* Directions for this task
Write the data out again exactly, with every picture removed.

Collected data

/---

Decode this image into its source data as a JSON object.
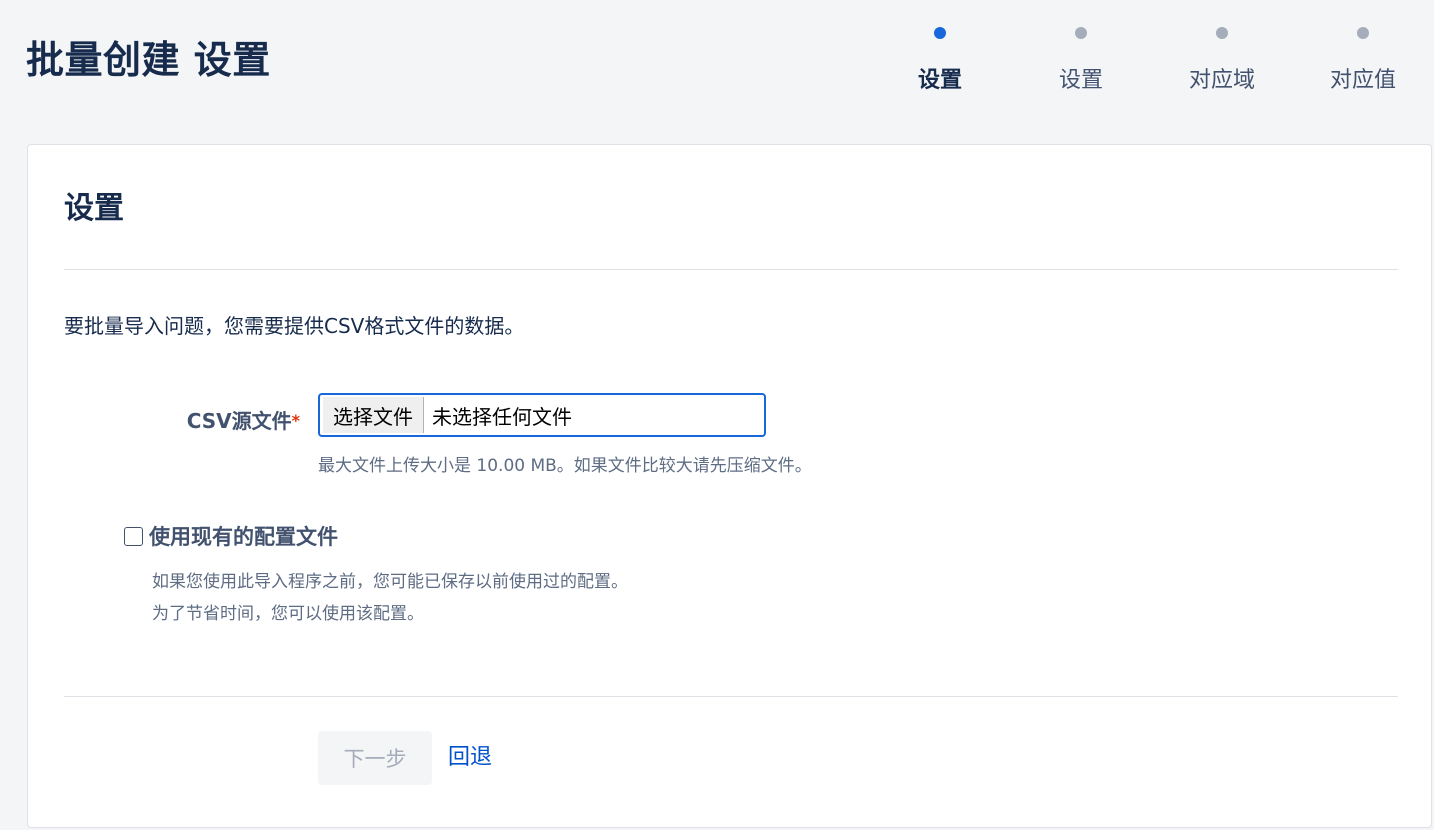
{
  "header": {
    "title": "批量创建 设置"
  },
  "progress": {
    "steps": [
      {
        "label": "设置",
        "state": "current"
      },
      {
        "label": "设置",
        "state": "todo"
      },
      {
        "label": "对应域",
        "state": "todo"
      },
      {
        "label": "对应值",
        "state": "todo"
      }
    ]
  },
  "card": {
    "title": "设置",
    "intro": "要批量导入问题，您需要提供CSV格式文件的数据。",
    "csv_field": {
      "label": "CSV源文件",
      "required_mark": "*",
      "choose_button": "选择文件",
      "status": "未选择任何文件",
      "help": "最大文件上传大小是 10.00 MB。如果文件比较大请先压缩文件。"
    },
    "existing_config": {
      "label": "使用现有的配置文件",
      "checked": false,
      "help_lines": [
        "如果您使用此导入程序之前，您可能已保存以前使用过的配置。",
        "为了节省时间，您可以使用该配置。"
      ]
    },
    "actions": {
      "next_label": "下一步",
      "back_label": "回退"
    }
  },
  "colors": {
    "accent": "#1868db",
    "link": "#0052cc",
    "required": "#de350b",
    "inactive_dot": "#a5adba",
    "page_background": "#f4f5f7"
  }
}
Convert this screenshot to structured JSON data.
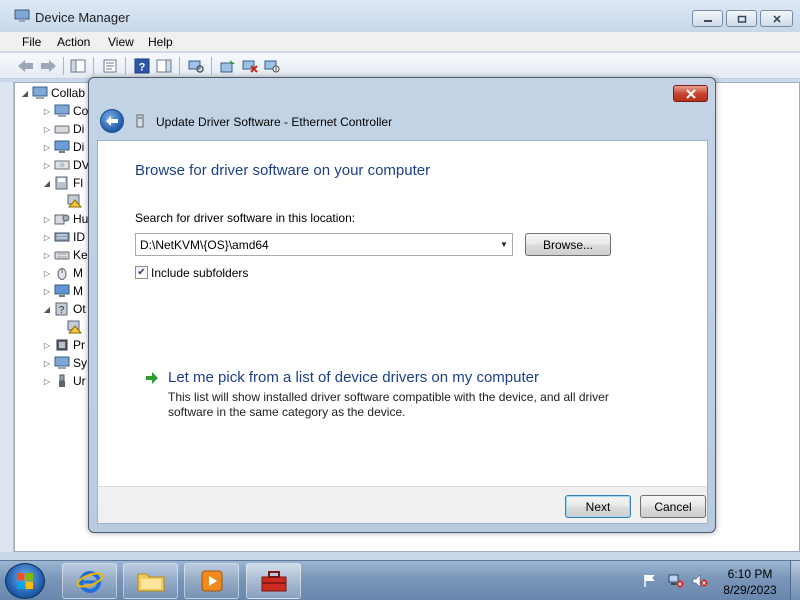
{
  "device_manager": {
    "title": "Device Manager",
    "menu": [
      "File",
      "Action",
      "View",
      "Help"
    ],
    "tree": {
      "root": "Collab",
      "items": [
        "Co",
        "Di",
        "Di",
        "DV",
        "Fl",
        "",
        "Hu",
        "ID",
        "Ke",
        "M",
        "M",
        "Ot",
        "",
        "Pr",
        "Sy",
        "Ur"
      ]
    }
  },
  "dialog": {
    "title": "Update Driver Software - Ethernet Controller",
    "heading": "Browse for driver software on your computer",
    "search_label": "Search for driver software in this location:",
    "path_value": "D:\\NetKVM\\{OS}\\amd64",
    "browse_label": "Browse...",
    "include_subfolders_label": "Include subfolders",
    "include_subfolders_checked": true,
    "pick_title": "Let me pick from a list of device drivers on my computer",
    "pick_description": "This list will show installed driver software compatible with the device, and all driver software in the same category as the device.",
    "next_label": "Next",
    "cancel_label": "Cancel"
  },
  "taskbar": {
    "clock_time": "6:10 PM",
    "clock_date": "8/29/2023"
  },
  "colors": {
    "link_blue": "#1d3f8a",
    "pick_arrow_green": "#2a9d2a",
    "close_red": "#c7402c"
  }
}
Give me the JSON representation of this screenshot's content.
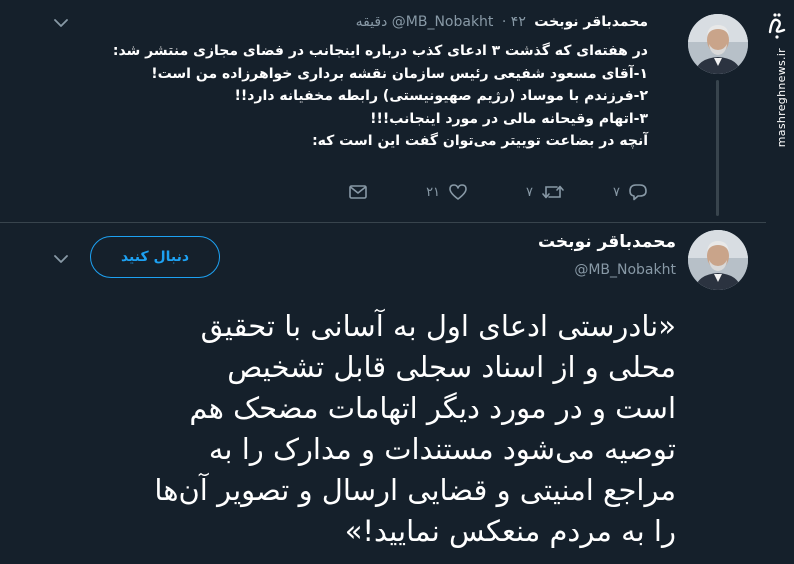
{
  "watermark": {
    "logo": "مشرق",
    "site": "mashreghnews.ir"
  },
  "reply_tweet": {
    "author_name": "محمدباقر نوبخت",
    "handle": "@MB_Nobakht",
    "time": "۴۲ دقیقه",
    "lines": [
      "در هفته‌ای که گذشت ۳ ادعای کذب درباره اینجانب در فضای مجازی منتشر شد:",
      "۱-آقای مسعود شفیعی رئیس سازمان نقشه برداری خواهرزاده من است!",
      "۲-فرزندم با موساد (رژیم صهیونیستی) رابطه مخفیانه دارد!!",
      "۳-اتهام وقیحانه مالی در مورد اینجانب!!!",
      "آنچه در بضاعت توییتر می‌توان گفت این است که:"
    ],
    "actions": {
      "reply_count": "۷",
      "retweet_count": "۷",
      "like_count": "۲۱"
    }
  },
  "main_tweet": {
    "author_name": "محمدباقر نوبخت",
    "handle": "@MB_Nobakht",
    "follow_label": "دنبال کنید",
    "lines": [
      "«نادرستی ادعای اول به آسانی با تحقیق",
      "محلی و از اسناد سجلی قابل تشخیص",
      "است و در مورد دیگر اتهامات مضحک هم",
      "توصیه می‌شود مستندات و مدارک را به",
      "مراجع امنیتی و قضایی ارسال و تصویر آن‌ها",
      "را به مردم منعکس نمایید!»"
    ]
  },
  "colors": {
    "background": "#15202b",
    "accent": "#1da1f2",
    "muted": "#8899a6",
    "divider": "#38444d"
  },
  "icons": [
    "chevron-down-icon",
    "reply-icon",
    "retweet-icon",
    "like-icon",
    "message-icon"
  ]
}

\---

* Response to this task
Decode this image into its source data as a JSON object.
{
  "header": {
    "title": "批量创建 设置"
  },
  "progress": {
    "steps": [
      {
        "label": "设置",
        "state": "current"
      },
      {
        "label": "设置",
        "state": "todo"
      },
      {
        "label": "对应域",
        "state": "todo"
      },
      {
        "label": "对应值",
        "state": "todo"
      }
    ]
  },
  "card": {
    "title": "设置",
    "intro": "要批量导入问题，您需要提供CSV格式文件的数据。",
    "csv_field": {
      "label": "CSV源文件",
      "required_mark": "*",
      "choose_button": "选择文件",
      "status": "未选择任何文件",
      "help": "最大文件上传大小是 10.00 MB。如果文件比较大请先压缩文件。"
    },
    "existing_config": {
      "label": "使用现有的配置文件",
      "checked": false,
      "help_lines": [
        "如果您使用此导入程序之前，您可能已保存以前使用过的配置。",
        "为了节省时间，您可以使用该配置。"
      ]
    },
    "actions": {
      "next_label": "下一步",
      "back_label": "回退"
    }
  },
  "colors": {
    "accent": "#1868db",
    "link": "#0052cc",
    "required": "#de350b",
    "inactive_dot": "#a5adba",
    "page_background": "#f4f5f7"
  }
}
Convert this screenshot to structured JSON data.
{
  "device_manager": {
    "title": "Device Manager",
    "menu": [
      "File",
      "Action",
      "View",
      "Help"
    ],
    "tree": {
      "root": "Collab",
      "items": [
        "Co",
        "Di",
        "Di",
        "DV",
        "Fl",
        "",
        "Hu",
        "ID",
        "Ke",
        "M",
        "M",
        "Ot",
        "",
        "Pr",
        "Sy",
        "Ur"
      ]
    }
  },
  "dialog": {
    "title": "Update Driver Software - Ethernet Controller",
    "heading": "Browse for driver software on your computer",
    "search_label": "Search for driver software in this location:",
    "path_value": "D:\\NetKVM\\{OS}\\amd64",
    "browse_label": "Browse...",
    "include_subfolders_label": "Include subfolders",
    "include_subfolders_checked": true,
    "pick_title": "Let me pick from a list of device drivers on my computer",
    "pick_description": "This list will show installed driver software compatible with the device, and all driver software in the same category as the device.",
    "next_label": "Next",
    "cancel_label": "Cancel"
  },
  "taskbar": {
    "clock_time": "6:10 PM",
    "clock_date": "8/29/2023"
  },
  "colors": {
    "link_blue": "#1d3f8a",
    "pick_arrow_green": "#2a9d2a",
    "close_red": "#c7402c"
  }
}
Give me the JSON representation of this screenshot's content.
{
  "watermark": {
    "logo": "مشرق",
    "site": "mashreghnews.ir"
  },
  "reply_tweet": {
    "author_name": "محمدباقر نوبخت",
    "handle": "@MB_Nobakht",
    "time": "۴۲ دقیقه",
    "lines": [
      "در هفته‌ای که گذشت ۳ ادعای کذب درباره اینجانب در فضای مجازی منتشر شد:",
      "۱-آقای مسعود شفیعی رئیس سازمان نقشه برداری خواهرزاده من است!",
      "۲-فرزندم با موساد (رژیم صهیونیستی) رابطه مخفیانه دارد!!",
      "۳-اتهام وقیحانه مالی در مورد اینجانب!!!",
      "آنچه در بضاعت توییتر می‌توان گفت این است که:"
    ],
    "actions": {
      "reply_count": "۷",
      "retweet_count": "۷",
      "like_count": "۲۱"
    }
  },
  "main_tweet": {
    "author_name": "محمدباقر نوبخت",
    "handle": "@MB_Nobakht",
    "follow_label": "دنبال کنید",
    "lines": [
      "«نادرستی ادعای اول به آسانی با تحقیق",
      "محلی و از اسناد سجلی قابل تشخیص",
      "است و در مورد دیگر اتهامات مضحک هم",
      "توصیه می‌شود مستندات و مدارک را به",
      "مراجع امنیتی و قضایی ارسال و تصویر آن‌ها",
      "را به مردم منعکس نمایید!»"
    ]
  },
  "colors": {
    "background": "#15202b",
    "accent": "#1da1f2",
    "muted": "#8899a6",
    "divider": "#38444d"
  },
  "icons": [
    "chevron-down-icon",
    "reply-icon",
    "retweet-icon",
    "like-icon",
    "message-icon"
  ]
}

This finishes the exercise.